553P - The derived neutrophil lymphocyte ratio (dNLR) as a biomarker in advanced colorectal cancer (aCRC)

Date 29 September 2014
Event ESMO 2014
Session Poster Display session
Topics Colon Cancer
Rectal Cancer
Translational Research
Presenter Jenny Seligmann
Citation Annals of Oncology (2014) 25 (suppl_4): iv167-iv209. 10.1093/annonc/mdu333
Authors J.F. Seligmann1, P. Hall1, H. Wilson2, S.D. Richman2, J. Barrett3, M. Seymour1, P. Quirke2
  • 1Department Of Oncology, University of Leeds, LS9 7TF - Leeds/GB
  • 2Pathology And Tumour Biology, Leeds Institute of Molecular Medicine, Leeds/GB
  • 3Department Of Biostatistics, Leeds Institute of Molecular Medicine, Leeds/GB



Links between inflammation, the immune response and cancer outcomes are compelling. The dNLR, calculated from a standard blood count, is a simple measure of inflammatory response, and in retrospective series high dNLR has been reported to be associated with poorer outcomes in aCRC. We examined dNLR as a prognostic marker, and assessed its predictive utility for two treatments in large phase III trials in aCRC.


2484 patients (pts) were studied, from the FOCUS (Lancet 370:143, 2007) and PICCOLO trials (Lancet Oncol 14:749, 2013). dNLR was calculated from the pre-randomisation blood count and prospectively defined as “high” (≥2) or “low” (<2); end-points were PFS and OS. dNLR was assessed first as a prognostic marker, then as a predictive marker for more versus less intensive therapy in two settings: (1) doublet chemotherapy (irinotecan/5FU or oxaliplatin/5FU) versus single agent 5FU as 1st-line treatment; (2) panitumumab plus irinotecan (IrPan) versus irinotecan (Ir) alone as 2nd line treatment of KRAS-wt pts. Finally, we asked if the change in dNLR after 6 weeks of chemotherapy is predictive of RECIST response at 12 weeks.

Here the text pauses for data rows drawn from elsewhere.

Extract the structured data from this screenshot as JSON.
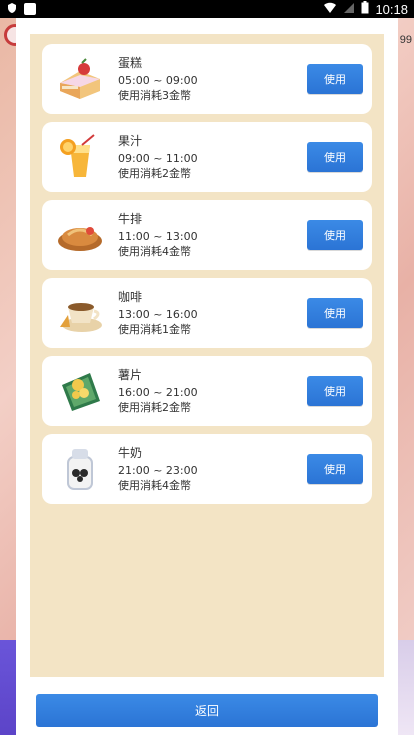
{
  "status_bar": {
    "time": "10:18",
    "icons": [
      "shield-icon",
      "app-icon",
      "wifi-icon",
      "signal-icon",
      "battery-icon"
    ]
  },
  "background": {
    "right_text": "99"
  },
  "items": [
    {
      "name": "蛋糕",
      "time": "05:00 ~ 09:00",
      "cost": "使用消耗3金幣",
      "button": "使用",
      "icon": "cake-icon"
    },
    {
      "name": "果汁",
      "time": "09:00 ~ 11:00",
      "cost": "使用消耗2金幣",
      "button": "使用",
      "icon": "juice-icon"
    },
    {
      "name": "牛排",
      "time": "11:00 ~ 13:00",
      "cost": "使用消耗4金幣",
      "button": "使用",
      "icon": "steak-icon"
    },
    {
      "name": "咖啡",
      "time": "13:00 ~ 16:00",
      "cost": "使用消耗1金幣",
      "button": "使用",
      "icon": "coffee-icon"
    },
    {
      "name": "薯片",
      "time": "16:00 ~ 21:00",
      "cost": "使用消耗2金幣",
      "button": "使用",
      "icon": "chips-icon"
    },
    {
      "name": "牛奶",
      "time": "21:00 ~ 23:00",
      "cost": "使用消耗4金幣",
      "button": "使用",
      "icon": "milk-icon"
    }
  ],
  "footer": {
    "back_label": "返回"
  }
}
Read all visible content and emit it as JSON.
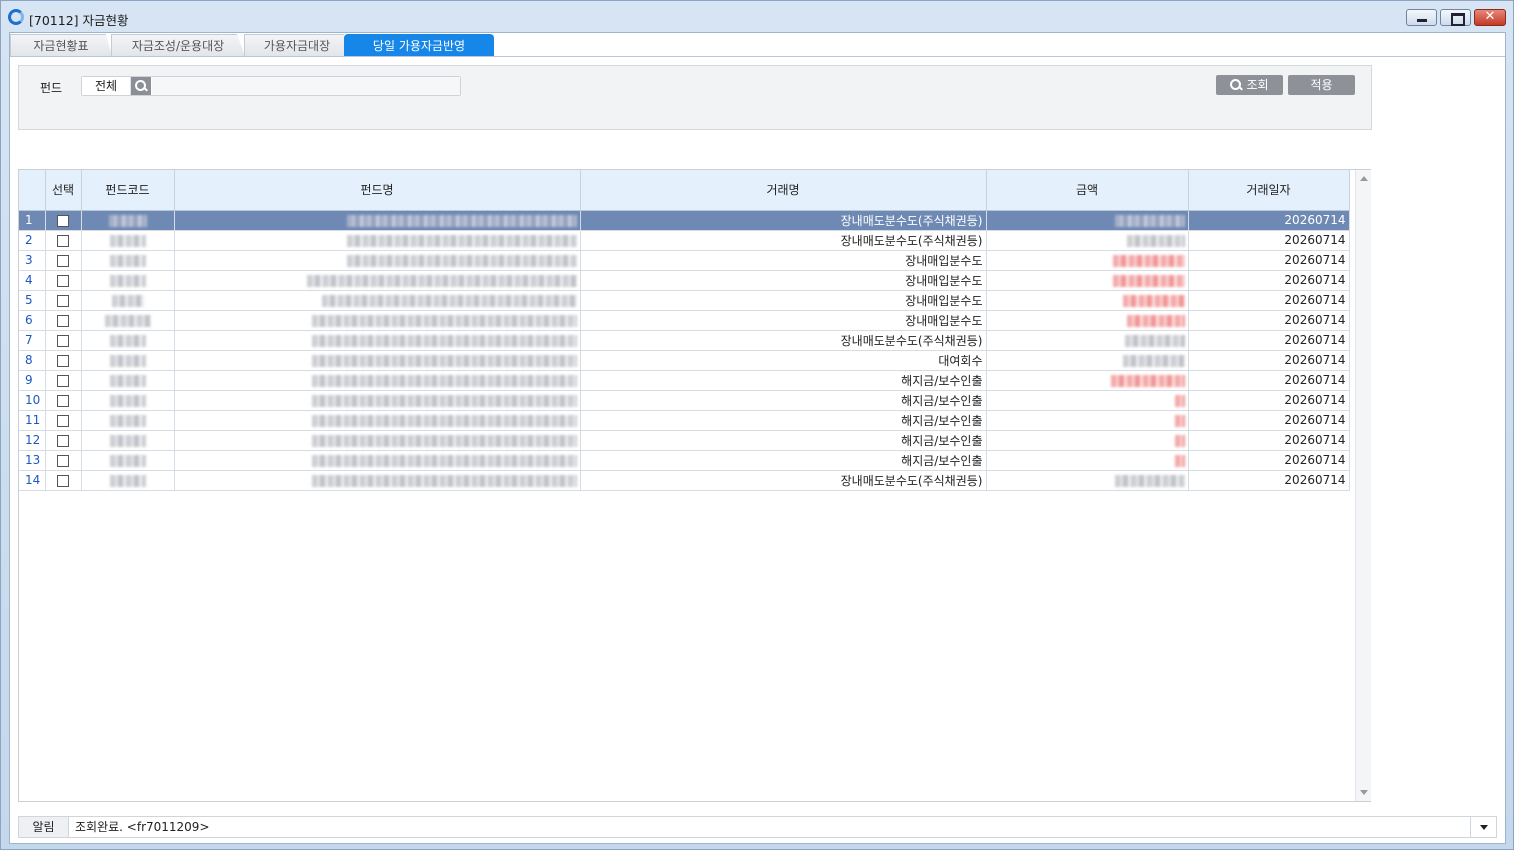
{
  "window": {
    "title": "[70112] 자금현황",
    "close_glyph": "✕"
  },
  "tabs": [
    {
      "label": "자금현황표"
    },
    {
      "label": "자금조성/운용대장"
    },
    {
      "label": "가용자금대장"
    },
    {
      "label": "당일 가용자금반영"
    }
  ],
  "search": {
    "fund_label": "펀드",
    "fund_value": "전체",
    "query_button": "조회",
    "apply_button": "적용"
  },
  "grid": {
    "columns": [
      "",
      "선택",
      "펀드코드",
      "펀드명",
      "거래명",
      "금액",
      "거래일자"
    ],
    "rows": [
      {
        "no": "1",
        "trade": "장내매도분수도(주식채권등)",
        "date": "20260714"
      },
      {
        "no": "2",
        "trade": "장내매도분수도(주식채권등)",
        "date": "20260714"
      },
      {
        "no": "3",
        "trade": "장내매입분수도",
        "date": "20260714"
      },
      {
        "no": "4",
        "trade": "장내매입분수도",
        "date": "20260714"
      },
      {
        "no": "5",
        "trade": "장내매입분수도",
        "date": "20260714"
      },
      {
        "no": "6",
        "trade": "장내매입분수도",
        "date": "20260714"
      },
      {
        "no": "7",
        "trade": "장내매도분수도(주식채권등)",
        "date": "20260714"
      },
      {
        "no": "8",
        "trade": "대여회수",
        "date": "20260714"
      },
      {
        "no": "9",
        "trade": "해지금/보수인출",
        "date": "20260714"
      },
      {
        "no": "10",
        "trade": "해지금/보수인출",
        "date": "20260714"
      },
      {
        "no": "11",
        "trade": "해지금/보수인출",
        "date": "20260714"
      },
      {
        "no": "12",
        "trade": "해지금/보수인출",
        "date": "20260714"
      },
      {
        "no": "13",
        "trade": "해지금/보수인출",
        "date": "20260714"
      },
      {
        "no": "14",
        "trade": "장내매도분수도(주식채권등)",
        "date": "20260714"
      }
    ],
    "selected_row": "1"
  },
  "status": {
    "label": "알림",
    "message": "조회완료. <fr7011209>"
  },
  "colors": {
    "active_tab": "#1687e8",
    "header_bg": "#e4f1fd",
    "selected_row": "#6f89b5",
    "row_number": "#1a58c4",
    "negative_amount": "#ef8c8c"
  }
}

52.8% pts had high dNLR; 47.2% had low dNLR. High dNLR was independently associated with reduced OS in both trials (FOCUS: n = 1810 HR 1.51, p < 0.001; PICCOLO: n = 674, HR 1.59, p < 0.001). In patients with high dNLR, 1st-line doublets gave improved OS (HR = 0.82, p = 0.008) while in those with low dNLR they did not (HR = 0.96, p = 0.46), however interaction testing was non-significant so the predictive utility of dNLR was not confirmed. dNLR did not predict benefit from IrPan compared with Ir,. A dNLR rise of >25% after 6 weeks of chemotherapy was associated with a higher risk of disease progression at 12 weeks (OR = 1.6, p = 0.02) and inferior PFS (HR = 1.34, p < 0.001) and OS (HR = 1.38, p < 0.001) compared to stable dNLR, independent of baseline dNLR.


The dNLR provides prognostic information and may provide an early warning when chemotherapy is failing. It might also help identify patients who could be treated safely with less intensive 1st line chemotherapy, but confirmatory data are required. Given that dNLR is readily and freely calculated from routine clinical data, its integration into routine patient evaluation should be considered following further validation.


All authors have declared no conflicts of interest.